* **The task**
Report how many lines in the records below contain the word "regulated". Nothing else belongs in the answer.

* **Exercise materials**
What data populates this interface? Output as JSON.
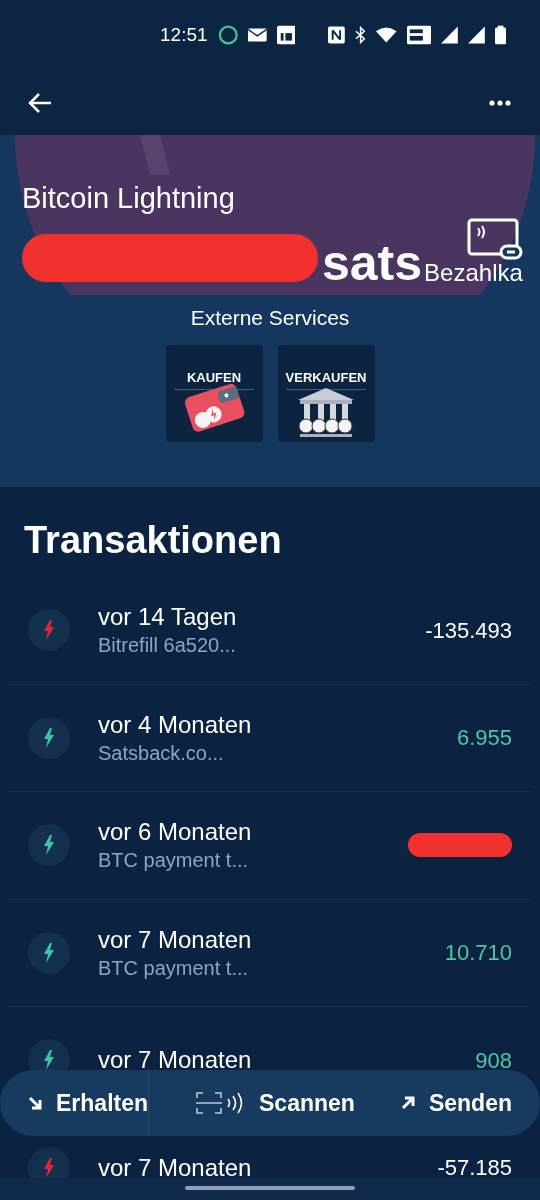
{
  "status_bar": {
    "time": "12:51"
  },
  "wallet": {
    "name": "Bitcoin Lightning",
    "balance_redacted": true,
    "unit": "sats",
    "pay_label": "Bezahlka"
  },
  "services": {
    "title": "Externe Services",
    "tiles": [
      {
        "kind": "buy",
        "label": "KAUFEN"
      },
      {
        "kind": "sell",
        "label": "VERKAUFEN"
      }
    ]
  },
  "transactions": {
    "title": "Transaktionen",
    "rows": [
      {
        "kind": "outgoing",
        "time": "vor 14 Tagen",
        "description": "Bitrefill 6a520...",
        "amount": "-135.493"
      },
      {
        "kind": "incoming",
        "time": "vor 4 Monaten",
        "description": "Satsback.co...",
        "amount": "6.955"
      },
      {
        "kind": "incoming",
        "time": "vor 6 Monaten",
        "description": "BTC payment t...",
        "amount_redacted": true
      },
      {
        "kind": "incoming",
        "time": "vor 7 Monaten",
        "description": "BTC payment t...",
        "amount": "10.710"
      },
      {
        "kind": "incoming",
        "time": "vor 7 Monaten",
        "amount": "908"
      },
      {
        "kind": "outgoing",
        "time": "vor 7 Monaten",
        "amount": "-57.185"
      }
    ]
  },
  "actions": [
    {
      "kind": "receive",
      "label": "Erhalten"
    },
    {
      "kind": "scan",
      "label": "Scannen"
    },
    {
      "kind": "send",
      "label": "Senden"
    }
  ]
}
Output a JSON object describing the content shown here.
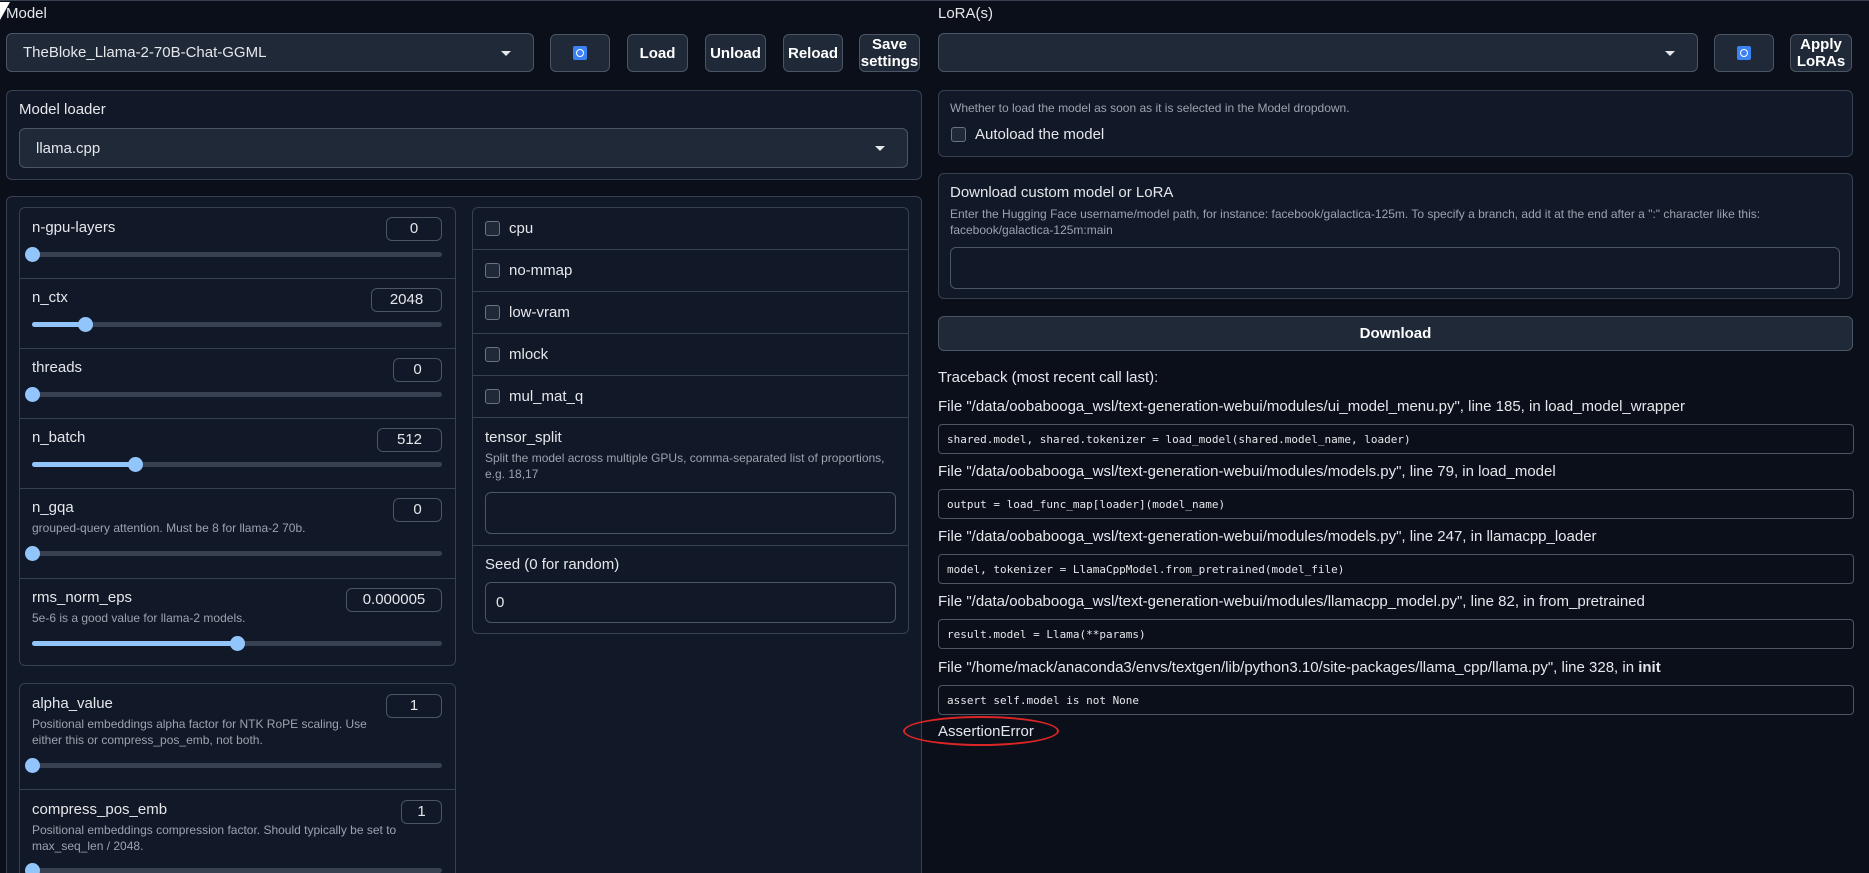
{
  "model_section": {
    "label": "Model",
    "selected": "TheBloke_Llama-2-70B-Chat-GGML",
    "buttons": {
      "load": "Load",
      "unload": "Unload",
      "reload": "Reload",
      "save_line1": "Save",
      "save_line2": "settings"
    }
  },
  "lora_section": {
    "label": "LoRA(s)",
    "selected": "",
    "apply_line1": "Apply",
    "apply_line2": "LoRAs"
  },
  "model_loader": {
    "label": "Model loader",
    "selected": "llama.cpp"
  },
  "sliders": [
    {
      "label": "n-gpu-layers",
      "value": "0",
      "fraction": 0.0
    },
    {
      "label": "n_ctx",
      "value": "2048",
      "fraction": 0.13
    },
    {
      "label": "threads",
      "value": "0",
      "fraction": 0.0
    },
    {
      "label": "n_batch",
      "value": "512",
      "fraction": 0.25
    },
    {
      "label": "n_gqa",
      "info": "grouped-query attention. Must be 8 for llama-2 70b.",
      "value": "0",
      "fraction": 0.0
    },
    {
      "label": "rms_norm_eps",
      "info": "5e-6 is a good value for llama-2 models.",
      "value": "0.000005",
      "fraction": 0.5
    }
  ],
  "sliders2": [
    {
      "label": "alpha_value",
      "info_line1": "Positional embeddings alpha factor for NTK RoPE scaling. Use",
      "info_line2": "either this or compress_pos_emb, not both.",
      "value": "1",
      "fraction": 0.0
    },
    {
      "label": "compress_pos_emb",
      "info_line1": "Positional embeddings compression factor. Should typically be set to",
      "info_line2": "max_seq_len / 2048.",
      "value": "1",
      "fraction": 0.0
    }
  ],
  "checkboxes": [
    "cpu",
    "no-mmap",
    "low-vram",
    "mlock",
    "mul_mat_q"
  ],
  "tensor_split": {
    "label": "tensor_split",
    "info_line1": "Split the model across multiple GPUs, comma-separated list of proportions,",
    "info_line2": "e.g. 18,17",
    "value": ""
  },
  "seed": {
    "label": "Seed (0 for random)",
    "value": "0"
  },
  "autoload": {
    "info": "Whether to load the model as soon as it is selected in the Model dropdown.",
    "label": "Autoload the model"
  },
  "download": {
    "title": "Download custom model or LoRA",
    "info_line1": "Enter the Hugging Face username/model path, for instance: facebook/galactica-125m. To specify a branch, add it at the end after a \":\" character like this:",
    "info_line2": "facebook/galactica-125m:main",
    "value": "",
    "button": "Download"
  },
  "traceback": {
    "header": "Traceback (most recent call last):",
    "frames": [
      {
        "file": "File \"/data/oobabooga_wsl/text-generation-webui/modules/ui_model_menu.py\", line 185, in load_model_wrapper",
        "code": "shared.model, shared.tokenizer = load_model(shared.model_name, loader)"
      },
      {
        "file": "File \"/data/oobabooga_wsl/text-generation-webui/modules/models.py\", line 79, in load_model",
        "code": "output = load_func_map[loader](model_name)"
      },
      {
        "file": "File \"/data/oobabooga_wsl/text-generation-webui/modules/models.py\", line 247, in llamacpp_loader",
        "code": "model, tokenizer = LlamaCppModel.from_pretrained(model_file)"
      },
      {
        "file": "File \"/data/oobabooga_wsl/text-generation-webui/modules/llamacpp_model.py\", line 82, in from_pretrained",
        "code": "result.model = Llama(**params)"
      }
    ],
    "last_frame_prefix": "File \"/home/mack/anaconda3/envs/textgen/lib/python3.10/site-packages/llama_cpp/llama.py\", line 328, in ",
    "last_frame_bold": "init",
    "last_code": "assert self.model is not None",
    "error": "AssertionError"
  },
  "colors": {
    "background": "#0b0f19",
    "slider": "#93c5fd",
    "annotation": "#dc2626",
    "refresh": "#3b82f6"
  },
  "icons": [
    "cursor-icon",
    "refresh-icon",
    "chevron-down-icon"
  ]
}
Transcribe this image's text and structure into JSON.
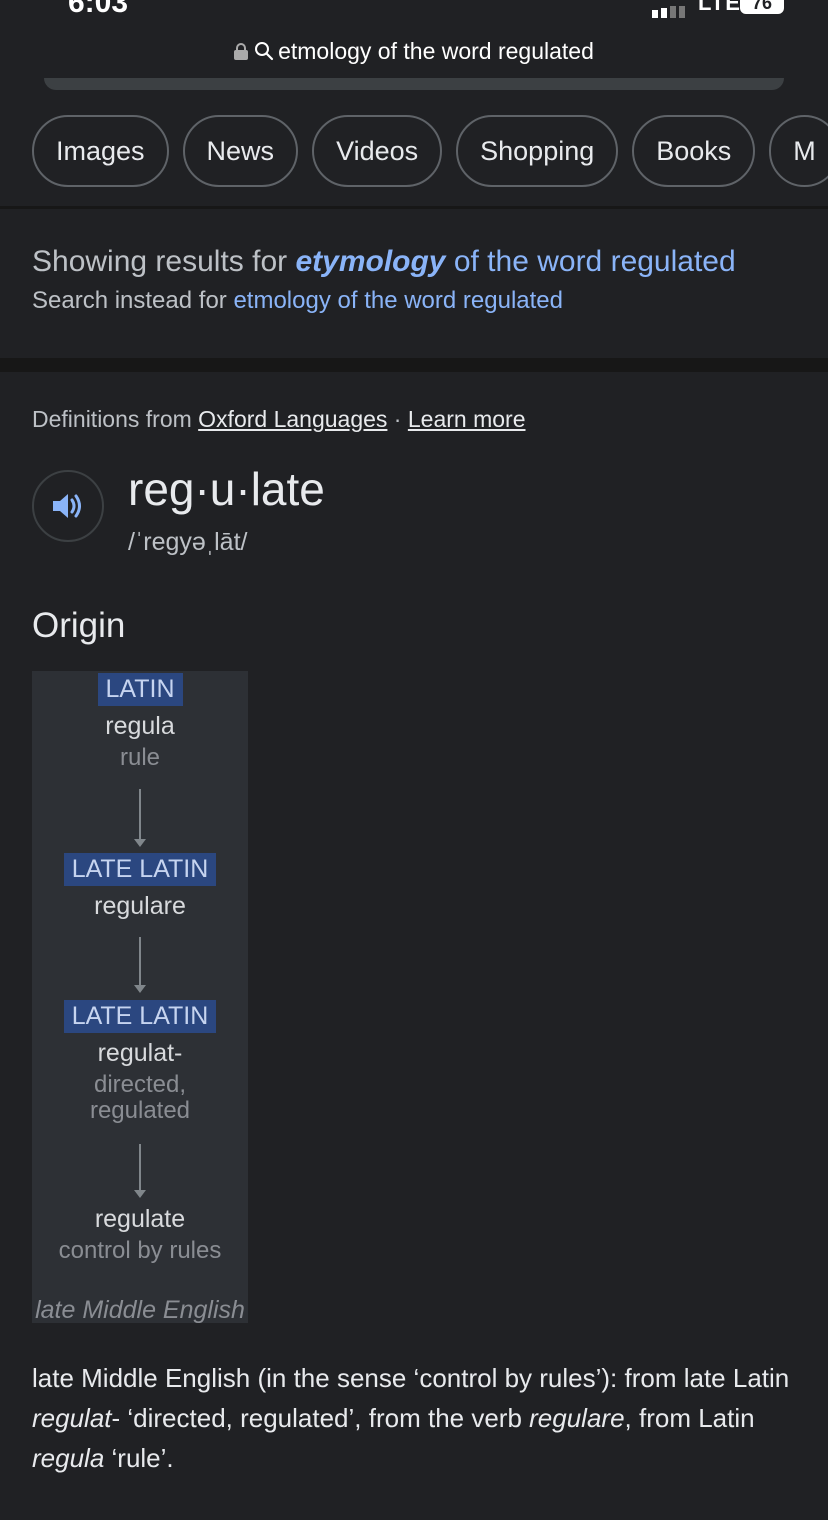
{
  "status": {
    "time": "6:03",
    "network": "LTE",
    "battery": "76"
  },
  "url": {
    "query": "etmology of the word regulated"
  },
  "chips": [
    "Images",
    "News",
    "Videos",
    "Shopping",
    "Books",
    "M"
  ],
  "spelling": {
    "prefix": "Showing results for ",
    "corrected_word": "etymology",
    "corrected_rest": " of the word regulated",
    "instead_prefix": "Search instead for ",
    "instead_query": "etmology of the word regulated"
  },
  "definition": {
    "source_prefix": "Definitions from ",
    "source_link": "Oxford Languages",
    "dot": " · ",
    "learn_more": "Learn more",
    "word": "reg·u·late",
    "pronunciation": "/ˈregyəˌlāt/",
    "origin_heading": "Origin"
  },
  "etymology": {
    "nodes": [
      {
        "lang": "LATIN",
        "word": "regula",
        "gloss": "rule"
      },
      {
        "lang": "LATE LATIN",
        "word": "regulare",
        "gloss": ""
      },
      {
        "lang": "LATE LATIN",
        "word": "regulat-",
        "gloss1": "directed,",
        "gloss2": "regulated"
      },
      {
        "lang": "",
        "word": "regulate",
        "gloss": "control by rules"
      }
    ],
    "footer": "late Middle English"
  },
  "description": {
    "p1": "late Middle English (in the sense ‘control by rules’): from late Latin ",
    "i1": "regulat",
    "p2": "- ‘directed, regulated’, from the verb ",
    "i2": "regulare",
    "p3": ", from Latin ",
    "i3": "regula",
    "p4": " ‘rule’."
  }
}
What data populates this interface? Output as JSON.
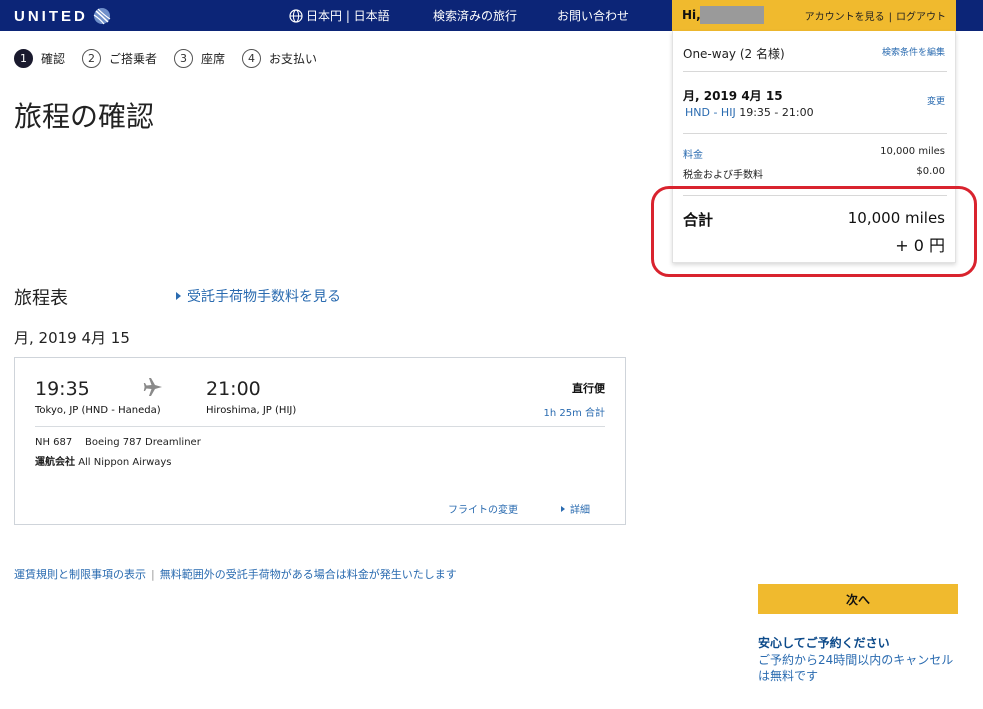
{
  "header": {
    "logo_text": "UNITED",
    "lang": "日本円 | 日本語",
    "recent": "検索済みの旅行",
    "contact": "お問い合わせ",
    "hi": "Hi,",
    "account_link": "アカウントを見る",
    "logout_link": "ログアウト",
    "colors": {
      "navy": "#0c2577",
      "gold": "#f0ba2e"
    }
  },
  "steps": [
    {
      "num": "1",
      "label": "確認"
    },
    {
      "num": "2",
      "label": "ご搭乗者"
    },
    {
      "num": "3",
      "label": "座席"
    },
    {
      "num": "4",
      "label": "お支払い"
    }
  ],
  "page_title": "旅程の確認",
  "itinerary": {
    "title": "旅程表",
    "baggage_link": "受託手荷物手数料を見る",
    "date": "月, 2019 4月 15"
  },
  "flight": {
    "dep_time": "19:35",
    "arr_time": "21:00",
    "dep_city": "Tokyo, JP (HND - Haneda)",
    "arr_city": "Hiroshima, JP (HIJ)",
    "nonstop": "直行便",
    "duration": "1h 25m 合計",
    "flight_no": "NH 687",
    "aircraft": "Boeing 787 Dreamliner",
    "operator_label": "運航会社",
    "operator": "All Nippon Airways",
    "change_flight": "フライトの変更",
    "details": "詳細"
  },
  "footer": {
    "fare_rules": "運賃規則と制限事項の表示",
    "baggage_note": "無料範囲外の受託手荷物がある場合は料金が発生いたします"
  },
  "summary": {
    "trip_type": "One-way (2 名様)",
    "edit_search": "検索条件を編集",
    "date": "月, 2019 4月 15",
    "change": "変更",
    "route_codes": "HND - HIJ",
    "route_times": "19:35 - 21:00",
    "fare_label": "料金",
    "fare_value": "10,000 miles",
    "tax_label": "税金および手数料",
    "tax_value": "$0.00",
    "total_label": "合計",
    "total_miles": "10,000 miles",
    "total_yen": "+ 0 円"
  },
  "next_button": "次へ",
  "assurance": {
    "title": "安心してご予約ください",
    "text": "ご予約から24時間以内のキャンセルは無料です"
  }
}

* **Written response**
5